A new biomaterial that can be injected intravenously, reduces inflammation in tissue and promotes cell and tissue repair. The biomaterial was tested and proven effective in treating tissue damage caused by heart attacks in both rodent and large animal models. Researchers also provided proof of concept in a rodent model that the biomaterial could be beneficial to patients with traumatic brain injury and pulmonary arterial hypertension.
“This biomaterial allows for treating damaged tissue from the inside out,” said Karen Christman, a professor of bioengineering at the University of California San Diego, and the lead researcher on the team that developed the material. “It’s a new approach to regenerative engineering.”
A study on the safety and efficacy of the biomaterial in human subjects could start within one to two years, Christman added.
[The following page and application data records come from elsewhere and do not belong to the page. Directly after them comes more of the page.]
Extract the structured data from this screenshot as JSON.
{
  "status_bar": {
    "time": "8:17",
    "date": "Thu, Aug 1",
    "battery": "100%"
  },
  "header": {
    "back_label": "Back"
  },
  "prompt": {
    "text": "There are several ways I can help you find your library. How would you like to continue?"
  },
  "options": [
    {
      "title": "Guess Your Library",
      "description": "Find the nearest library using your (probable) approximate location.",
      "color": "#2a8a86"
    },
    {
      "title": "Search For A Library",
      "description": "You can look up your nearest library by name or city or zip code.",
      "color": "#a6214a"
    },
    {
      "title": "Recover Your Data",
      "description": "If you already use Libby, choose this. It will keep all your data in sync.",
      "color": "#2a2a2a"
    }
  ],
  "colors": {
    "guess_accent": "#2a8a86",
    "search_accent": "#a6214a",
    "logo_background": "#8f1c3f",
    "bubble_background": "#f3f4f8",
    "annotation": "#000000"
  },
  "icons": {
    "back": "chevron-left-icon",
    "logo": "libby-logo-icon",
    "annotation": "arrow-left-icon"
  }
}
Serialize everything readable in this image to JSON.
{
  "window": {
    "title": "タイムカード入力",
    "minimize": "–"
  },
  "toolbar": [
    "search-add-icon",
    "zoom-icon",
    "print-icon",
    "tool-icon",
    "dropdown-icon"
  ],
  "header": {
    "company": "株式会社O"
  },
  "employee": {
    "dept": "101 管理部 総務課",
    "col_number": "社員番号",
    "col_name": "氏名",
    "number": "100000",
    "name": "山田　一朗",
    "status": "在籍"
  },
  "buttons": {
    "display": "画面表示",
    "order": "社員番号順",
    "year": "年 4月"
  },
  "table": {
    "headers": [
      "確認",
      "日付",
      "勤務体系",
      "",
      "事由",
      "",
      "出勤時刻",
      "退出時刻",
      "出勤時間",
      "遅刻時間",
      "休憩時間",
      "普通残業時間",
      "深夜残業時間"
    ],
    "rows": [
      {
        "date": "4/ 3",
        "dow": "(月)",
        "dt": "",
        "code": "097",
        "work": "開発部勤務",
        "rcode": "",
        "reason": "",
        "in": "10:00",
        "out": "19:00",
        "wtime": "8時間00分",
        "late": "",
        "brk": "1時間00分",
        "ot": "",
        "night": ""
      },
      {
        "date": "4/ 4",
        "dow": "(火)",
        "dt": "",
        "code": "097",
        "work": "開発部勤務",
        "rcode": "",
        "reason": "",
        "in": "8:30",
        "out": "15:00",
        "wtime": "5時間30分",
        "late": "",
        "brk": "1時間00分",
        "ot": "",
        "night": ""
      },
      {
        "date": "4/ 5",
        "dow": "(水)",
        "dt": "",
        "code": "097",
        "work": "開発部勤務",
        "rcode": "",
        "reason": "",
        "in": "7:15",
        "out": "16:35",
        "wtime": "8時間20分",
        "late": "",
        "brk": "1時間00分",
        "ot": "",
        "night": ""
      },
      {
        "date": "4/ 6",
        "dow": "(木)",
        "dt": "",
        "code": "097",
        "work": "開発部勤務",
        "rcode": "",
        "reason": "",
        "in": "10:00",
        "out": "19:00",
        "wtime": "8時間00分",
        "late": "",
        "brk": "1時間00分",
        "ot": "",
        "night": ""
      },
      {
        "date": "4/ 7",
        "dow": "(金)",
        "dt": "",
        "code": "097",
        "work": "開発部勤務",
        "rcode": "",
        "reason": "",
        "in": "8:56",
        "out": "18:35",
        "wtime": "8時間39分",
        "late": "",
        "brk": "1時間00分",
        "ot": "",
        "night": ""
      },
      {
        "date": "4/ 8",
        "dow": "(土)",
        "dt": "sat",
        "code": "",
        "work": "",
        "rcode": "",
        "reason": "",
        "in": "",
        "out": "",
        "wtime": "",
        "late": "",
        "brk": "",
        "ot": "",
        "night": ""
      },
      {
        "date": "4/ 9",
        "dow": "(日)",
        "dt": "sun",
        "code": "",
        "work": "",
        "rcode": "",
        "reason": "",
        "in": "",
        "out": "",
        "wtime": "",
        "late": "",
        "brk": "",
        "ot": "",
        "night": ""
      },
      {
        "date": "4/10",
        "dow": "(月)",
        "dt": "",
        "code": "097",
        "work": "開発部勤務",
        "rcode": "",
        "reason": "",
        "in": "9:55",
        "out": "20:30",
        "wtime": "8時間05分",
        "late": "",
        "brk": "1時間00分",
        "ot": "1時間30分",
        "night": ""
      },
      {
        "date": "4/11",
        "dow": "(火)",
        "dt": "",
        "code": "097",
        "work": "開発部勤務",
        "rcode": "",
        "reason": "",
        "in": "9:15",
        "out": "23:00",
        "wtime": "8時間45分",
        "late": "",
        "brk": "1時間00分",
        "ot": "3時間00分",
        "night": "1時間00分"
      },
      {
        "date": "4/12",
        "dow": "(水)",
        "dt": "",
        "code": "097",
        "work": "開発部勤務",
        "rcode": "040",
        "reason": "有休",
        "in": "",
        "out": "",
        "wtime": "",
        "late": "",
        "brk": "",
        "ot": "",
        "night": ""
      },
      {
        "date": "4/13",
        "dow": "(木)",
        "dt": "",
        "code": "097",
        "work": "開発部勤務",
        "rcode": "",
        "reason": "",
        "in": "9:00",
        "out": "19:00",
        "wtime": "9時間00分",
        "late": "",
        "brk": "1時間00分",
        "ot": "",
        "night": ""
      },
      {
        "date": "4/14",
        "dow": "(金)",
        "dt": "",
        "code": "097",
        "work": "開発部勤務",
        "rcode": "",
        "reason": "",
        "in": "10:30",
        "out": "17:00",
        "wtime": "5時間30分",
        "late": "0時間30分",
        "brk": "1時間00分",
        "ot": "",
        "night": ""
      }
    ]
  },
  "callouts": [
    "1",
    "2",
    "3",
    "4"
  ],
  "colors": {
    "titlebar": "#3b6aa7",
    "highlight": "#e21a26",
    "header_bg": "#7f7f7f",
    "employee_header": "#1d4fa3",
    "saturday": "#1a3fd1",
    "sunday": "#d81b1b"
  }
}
The team, which brings together bioengineers and physicians, presented their findings in the Dec. 29 issue of Nature Biomedical Engineering.